The article was based on an indicator, first proposed back in the 1970s by a New York Times sportswriter, the late Leonard Koppett.
Strange as it may seem, the article suggested that when a team from the original AFL won, the market dropped, and when a team from the original NFL won, the market rose.
Now, most reasonable people understand that this is just a fun case of correlation without causation.
But not everyone is reasonable.
This writer, who's going to remain nameless here while he gets a thorough debunking, spent more than 700 words explaining "why the Super Bowl Indicator actually works."
But first, I'm going to show you why this kind of nonsense keeps showing up in the media – even the financial press…
We Humans Love Simple Answers to Complex Questions
At the core of human nature is the desire to understand complex systems in simple terms.
The problem is this: We tend to apply this simplistic cause-and-effect model to very intricate problems… and expect similar "easy-to-understand" answers.
One good example is Groundhog Day.
Like the financial markets, weather systems are complex and difficult to predict.
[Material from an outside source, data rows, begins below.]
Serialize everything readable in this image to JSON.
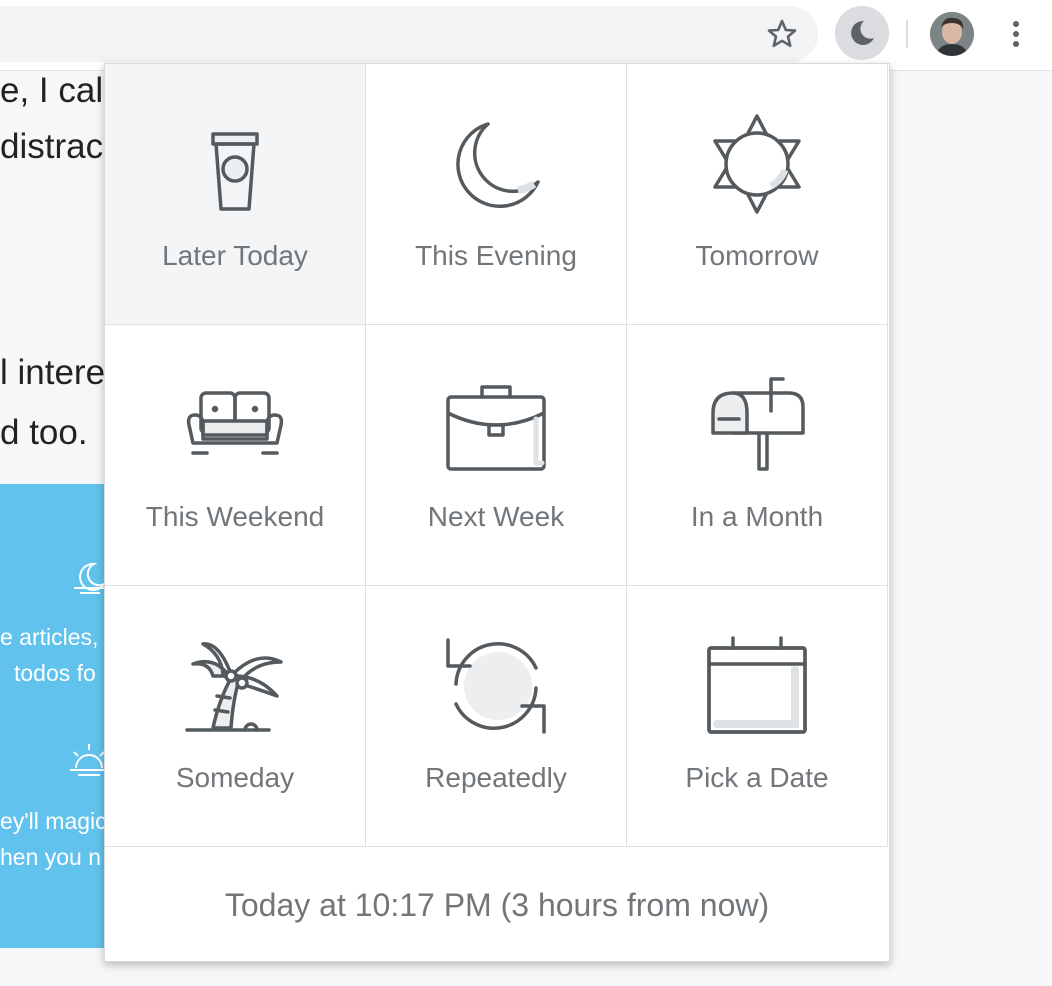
{
  "page": {
    "lines": [
      "e, I calc",
      "distrac",
      "l intere",
      "d too."
    ],
    "blue_lines": [
      "e articles,",
      "todos fo",
      "ey'll magic",
      "hen you n"
    ]
  },
  "popup": {
    "options": [
      {
        "label": "Later Today",
        "icon": "coffee-cup-icon"
      },
      {
        "label": "This Evening",
        "icon": "moon-icon"
      },
      {
        "label": "Tomorrow",
        "icon": "sun-icon"
      },
      {
        "label": "This Weekend",
        "icon": "couch-icon"
      },
      {
        "label": "Next Week",
        "icon": "briefcase-icon"
      },
      {
        "label": "In a Month",
        "icon": "mailbox-icon"
      },
      {
        "label": "Someday",
        "icon": "palm-tree-icon"
      },
      {
        "label": "Repeatedly",
        "icon": "repeat-icon"
      },
      {
        "label": "Pick a Date",
        "icon": "calendar-icon"
      }
    ],
    "footer": "Today at 10:17 PM (3 hours from now)"
  },
  "colors": {
    "icon_stroke": "#545a5e",
    "label": "#71767a",
    "blue_panel": "#61c2ee",
    "highlight": "#f4f5f6"
  }
}
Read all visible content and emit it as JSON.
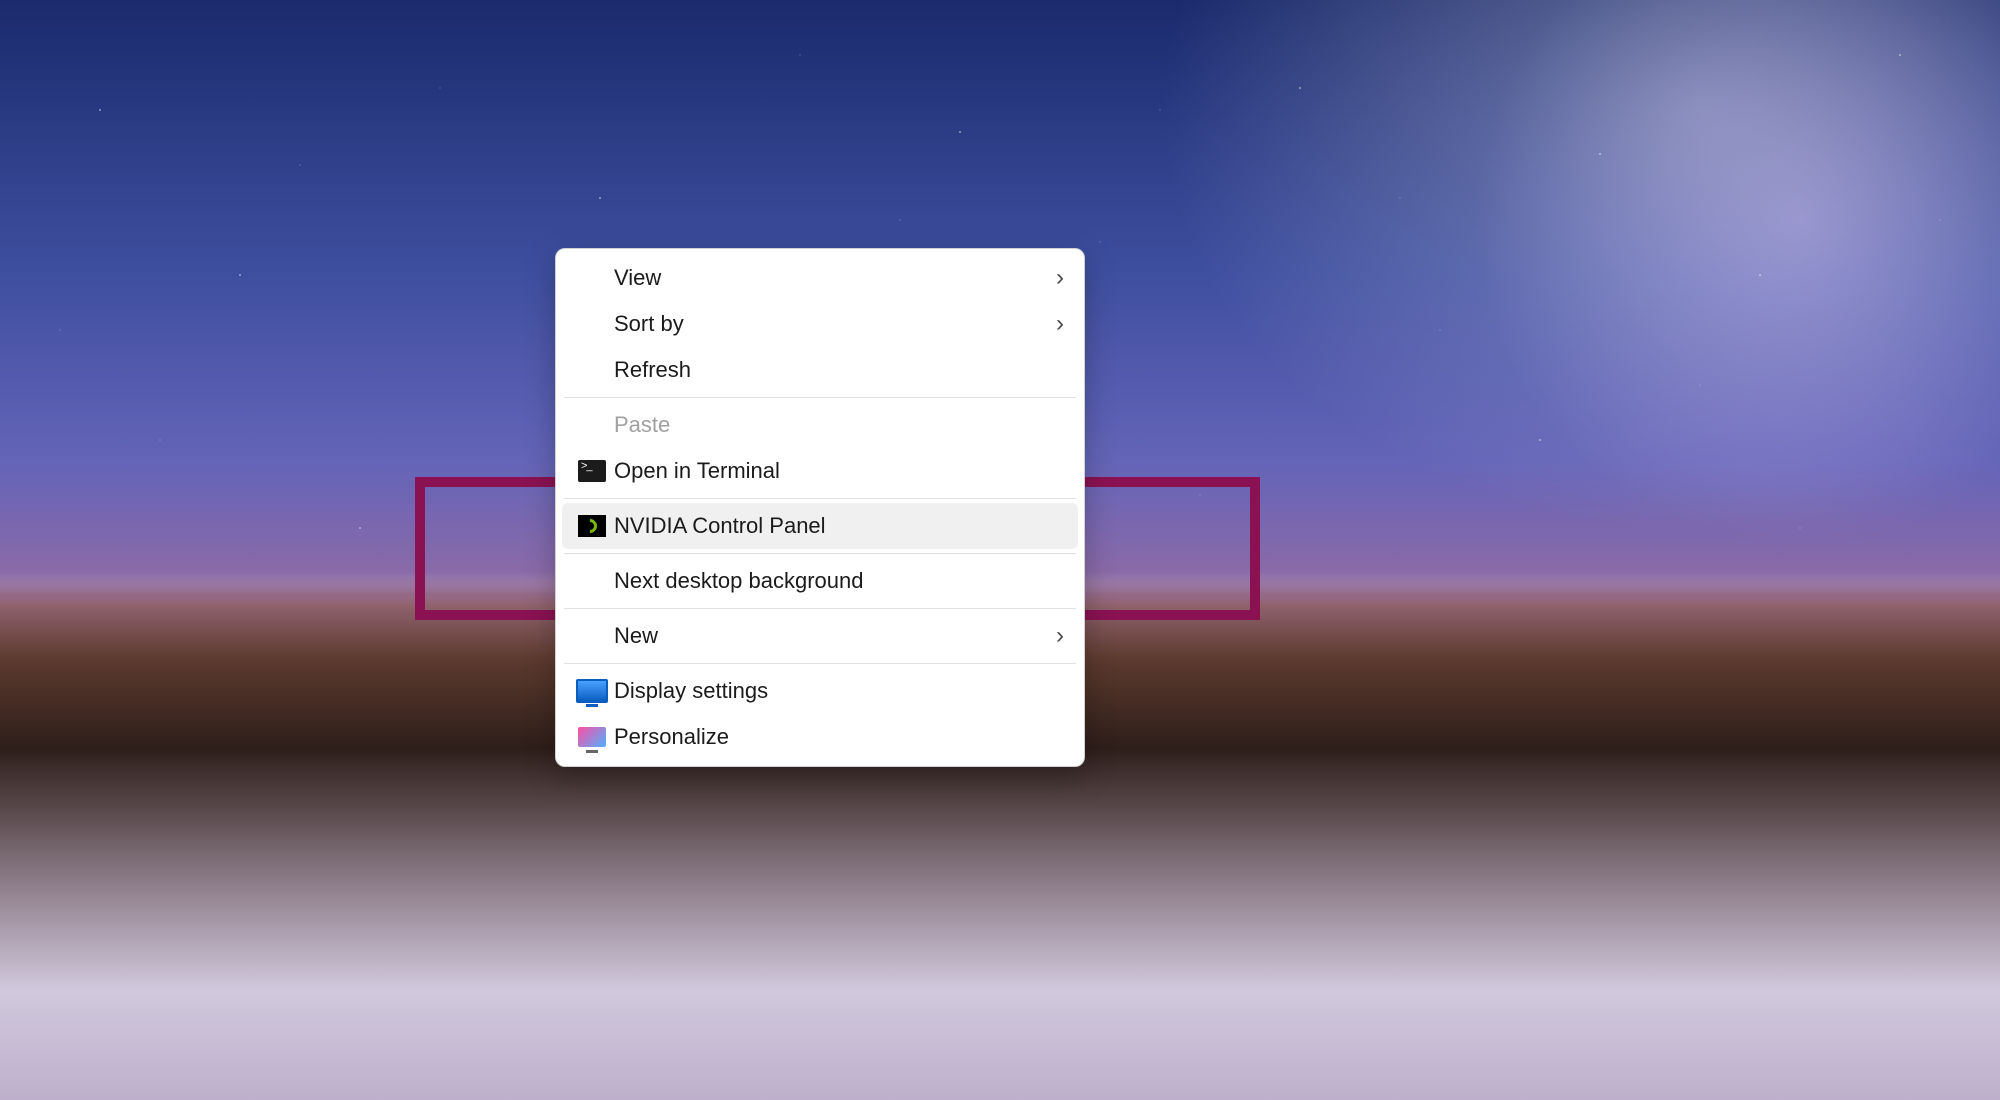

But we have devised many simplistic ways to predict the weather, including the infamous groundhog, Punxsutawney Phil. If he sees his shadow on Feb. 2, there will be six more weeks of winter weather.
On Thursday, he saw his shadow – so we should hunker down for more winter weather, right?
Statistically speaking, Punxsutawney Phil has been right only 39% of the time dating back over the last 121 years, according to Stormfax Almanac.
But because we like simple explanations, we are more than willing to believe cause-and-effect explanations that really don't make logical sense.
Maybe that's why there are so many stock forecasting tools that use fuzzy logic and even fuzzier statistics to predict what will happen in the market in the days and months to come.
And so it is with 100% certainty that I can debunk any inkling that the Super Bowl Indicator actually works.
No, Really. It Doesn't Work…
Proponents will tell us that it has worked 40 out of the last 50 years. And the author of the above mentioned article says that it works because when an NFC team wins, it means that "manufacturing economy" cities are spending more on their teams, and when an AFC team wins, it means "newer service and technology" economy cities are spending more money on their teams.
I really don't have time to go into the length of the talent cycle in the NFL (how long it takes money spent on superior talent to show up in the win column) – or even to mention how the NFC versus AFC is no longer rust belt versus new tech economies.
Let's just stop and say that good market and statistical analysis matters. Indicators that try to shoehorn explanations into strange market correlations are for your next cocktail party, not your portfolio.
Here's What Does Matter…
So let's look at what does matter. The markets have broken above the sideways box that dominated trading from early in December until late in January. Here's what that looks like on a chart:
And this brings us to… another market indecision point.
Significantly, even though the market has broken to new all-time highs, we haven't been able to move even 1% above the Jan. 6 high-water mark.
However, the bears have not been able to drag the action even back down as far the Old Box, let alone below those levels.
And so the same narrative applies and pullbacks are to be bought until further notice.
About the Author
Nationally recognized technical trader. Background in engineering, system designs, and risk reduction. 26 years in the markets.